“When I caddy for Mary, I’ll help her judge distance to the hole or the break on a putt, but I stay away from club selection and what shot to play, because I tend to think pretty aggressively and I leave it up to her to make those decisions.’’
Mary, whose great-grandfather Charles Mulcahy joined Hatherly nearly a century ago, spends much of her practice time around the putting green.
“I start with three-foot putts, over and over again. Then the 8-to-10 footers, and then the lag putts until I’m feeling comfortable and confident.’’’ said Mulcahy, who birdied four of the last five holes at Hatherly while playing what turned out to be the last time with her grandfather, who died two weeks later in August 2011.
He also was a multiple club champion at Hatherly.
“Grandpa didn’t have to say he was proud of me,’’ said Mary, with a slight crack in her voice. “I could always tell the way he looked at me. My dad and my grandfather have been like best friends to me.’’
She kidded her father after her win at the Mass. Women’s Open, eliciting laughs at the presentation ceremony by thanking him for not losing any head covers while lugging her bag.
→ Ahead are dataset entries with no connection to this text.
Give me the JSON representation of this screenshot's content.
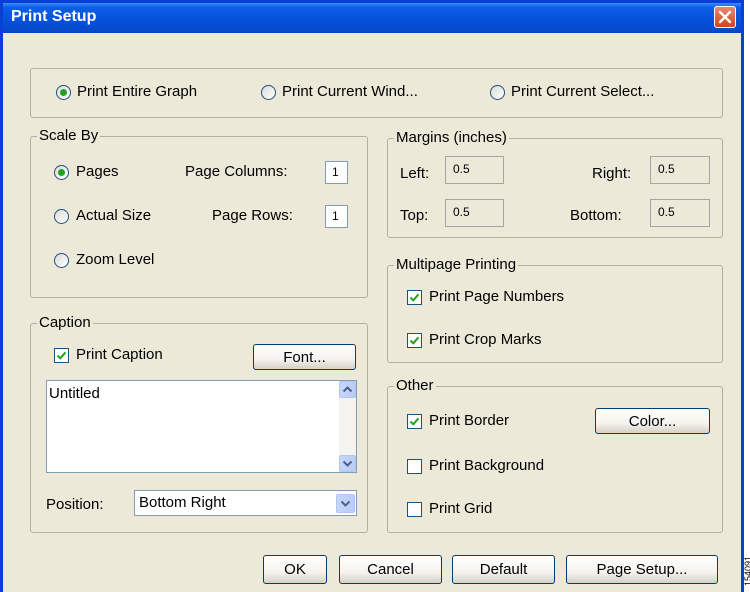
{
  "title": "Print Setup",
  "print_range": {
    "options": [
      "Print Entire Graph",
      "Print Current Wind...",
      "Print Current Select..."
    ],
    "selected": 0
  },
  "scale_by": {
    "legend": "Scale By",
    "pages": "Pages",
    "actual_size": "Actual Size",
    "zoom_level": "Zoom Level",
    "page_columns_label": "Page Columns:",
    "page_columns_value": "1",
    "page_rows_label": "Page Rows:",
    "page_rows_value": "1"
  },
  "margins": {
    "legend": "Margins (inches)",
    "left_label": "Left:",
    "left_value": "0.5",
    "right_label": "Right:",
    "right_value": "0.5",
    "top_label": "Top:",
    "top_value": "0.5",
    "bottom_label": "Bottom:",
    "bottom_value": "0.5"
  },
  "multipage": {
    "legend": "Multipage Printing",
    "page_numbers": "Print Page Numbers",
    "crop_marks": "Print Crop Marks"
  },
  "caption": {
    "legend": "Caption",
    "print_caption": "Print Caption",
    "font_button": "Font...",
    "text": "Untitled",
    "position_label": "Position:",
    "position_value": "Bottom Right"
  },
  "other": {
    "legend": "Other",
    "print_border": "Print Border",
    "color_button": "Color...",
    "print_background": "Print Background",
    "print_grid": "Print Grid"
  },
  "buttons": {
    "ok": "OK",
    "cancel": "Cancel",
    "default": "Default",
    "page_setup": "Page Setup..."
  },
  "side_text": "154091"
}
“I was a bit nervous speaking that day, so it just came out,’’ she recalled. “But I owe a lot to my dad. I never have to ask for his support. It’s always there.’’
The father-daughter tournament is a selected drive, alternate shot format that led to a dramatic moment two years ago at Red Tail in Devens, when John’s clutch shot to the green at the par-5 18th led to a clinching birdie and a one stroke margin of victory.
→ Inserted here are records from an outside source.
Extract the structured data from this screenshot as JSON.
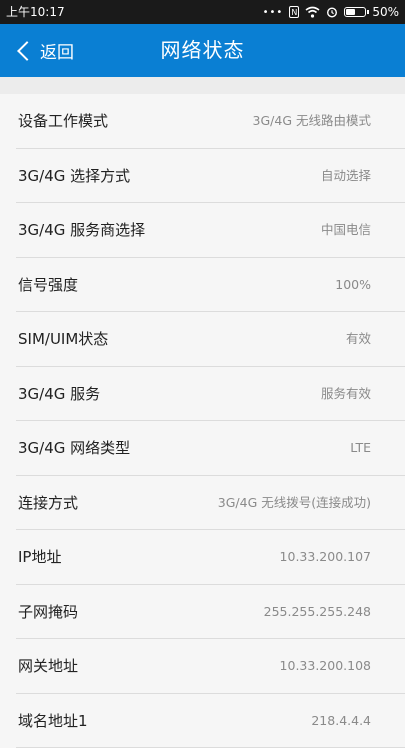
{
  "status_bar": {
    "time": "上午10:17",
    "dots": "•••",
    "nfc": "N",
    "battery_percent": "50%",
    "battery_level": 0.5
  },
  "header": {
    "back_label": "返回",
    "title": "网络状态"
  },
  "rows": [
    {
      "label": "设备工作模式",
      "value": "3G/4G 无线路由模式"
    },
    {
      "label": "3G/4G 选择方式",
      "value": "自动选择"
    },
    {
      "label": "3G/4G 服务商选择",
      "value": "中国电信"
    },
    {
      "label": "信号强度",
      "value": "100%"
    },
    {
      "label": "SIM/UIM状态",
      "value": "有效"
    },
    {
      "label": "3G/4G 服务",
      "value": "服务有效"
    },
    {
      "label": "3G/4G 网络类型",
      "value": "LTE"
    },
    {
      "label": "连接方式",
      "value": "3G/4G 无线拨号(连接成功)"
    },
    {
      "label": "IP地址",
      "value": "10.33.200.107"
    },
    {
      "label": "子网掩码",
      "value": "255.255.255.248"
    },
    {
      "label": "网关地址",
      "value": "10.33.200.108"
    },
    {
      "label": "域名地址1",
      "value": "218.4.4.4"
    }
  ]
}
In 2009, in a similar situation, his attempt to reach the par 5 18th at Willowbend CC in Mashpee wound up in a hazard.
“We lost that year by a stroke and I felt terrible,’’ said the elder Mulcahy. “But two years ago I felt redeemed.’’
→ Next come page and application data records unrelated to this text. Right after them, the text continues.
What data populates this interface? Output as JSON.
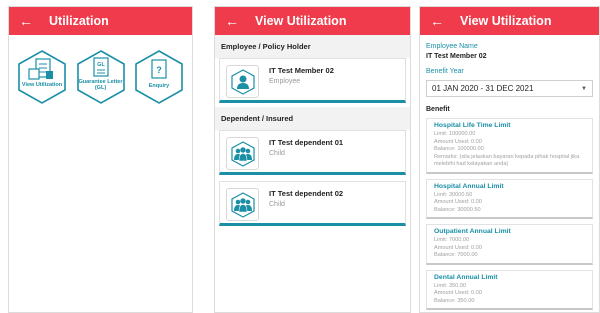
{
  "screen1": {
    "title": "Utilization",
    "back_glyph": "←",
    "buttons": [
      {
        "label": "View Utilization",
        "icon": "documents-icon"
      },
      {
        "label": "Guarantee Letter (GL)",
        "icon": "gl-document-icon",
        "doc_text": "GL"
      },
      {
        "label": "Enquiry",
        "icon": "question-document-icon",
        "doc_text": "?"
      }
    ]
  },
  "screen2": {
    "title": "View Utilization",
    "back_glyph": "←",
    "employee_section": "Employee / Policy Holder",
    "employee": {
      "name": "IT Test Member 02",
      "role": "Employee"
    },
    "dependent_section": "Dependent / Insured",
    "dependents": [
      {
        "name": "IT Test dependent 01",
        "role": "Child"
      },
      {
        "name": "IT Test dependent 02",
        "role": "Child"
      }
    ]
  },
  "screen3": {
    "title": "View Utilization",
    "back_glyph": "←",
    "employee_label": "Employee Name",
    "employee_value": "IT Test Member 02",
    "year_label": "Benefit Year",
    "year_value": "01 JAN 2020 - 31 DEC 2021",
    "caret": "▼",
    "benefit_heading": "Benefit",
    "benefits": [
      {
        "title": "Hospital Life Time Limit",
        "lines": [
          "Limit: 100000.00",
          "Amount Used: 0.00",
          "Balance: 100000.00",
          "Remarks: (sila jelaskan bayaran kepada pihak hospital jika melebihi had kelayakan anda)"
        ]
      },
      {
        "title": "Hospital Annual Limit",
        "lines": [
          "Limit: 30000.50",
          "Amount Used: 0.00",
          "Balance: 30000.50"
        ]
      },
      {
        "title": "Outpatient Annual Limit",
        "lines": [
          "Limit: 7000.00",
          "Amount Used: 0.00",
          "Balance: 7000.00"
        ]
      },
      {
        "title": "Dental Annual Limit",
        "lines": [
          "Limit: 350.00",
          "Amount Used: 0.00",
          "Balance: 350.00"
        ]
      }
    ]
  },
  "colors": {
    "header": "#ef3b4b",
    "accent": "#1a8fa6"
  }
}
Here and there
Former Plymouth South High teammates John Bochman and Stefan Gustafson have been appointed football captains at Massachusetts Maritime Academy, which will compete in the revamped Massachusetts State Collegiate Athletic Conference this fall. A 6-foot, 250-pound guard, Bochman played on an offensive line that helped the Buccaneers set a program record last season with 4,686 yards of total offense and finish sixth nationally in NCAA Division 3 at 520.7 yards per game. The 5-11, 195-pound Gustafson, who earned all-New England Football Conference Bogan Division honors, contributed to those numbers by averaging 100.1 rushing yards per game and paced the Bucs in all-purpose yards (128.6). Michael Sylvia (Lincoln-Sudbury Regional) and Sheldon Roper are the team’s other captains. . . John Lazor of Westwood won the two-day New England Junior PGA Boys Championship that concluded Tuesday at Marlborough Country Club. Lazor’s win qualified him for the 38th Junior PGA Championship, to be held July 30 through Aug. 2 at Trump National Golf Club in Potomac Falls, Va. The 17-year-old Lazor (a rising junior at Belmont Hill School) shot 72-73—145 for a one-stroke victory over Jake Shuman of Needham. The Junior PGA national event has one boy and one girl champion from each of the 41 PGA sections.Marvin Pave can be reached at email@example.com.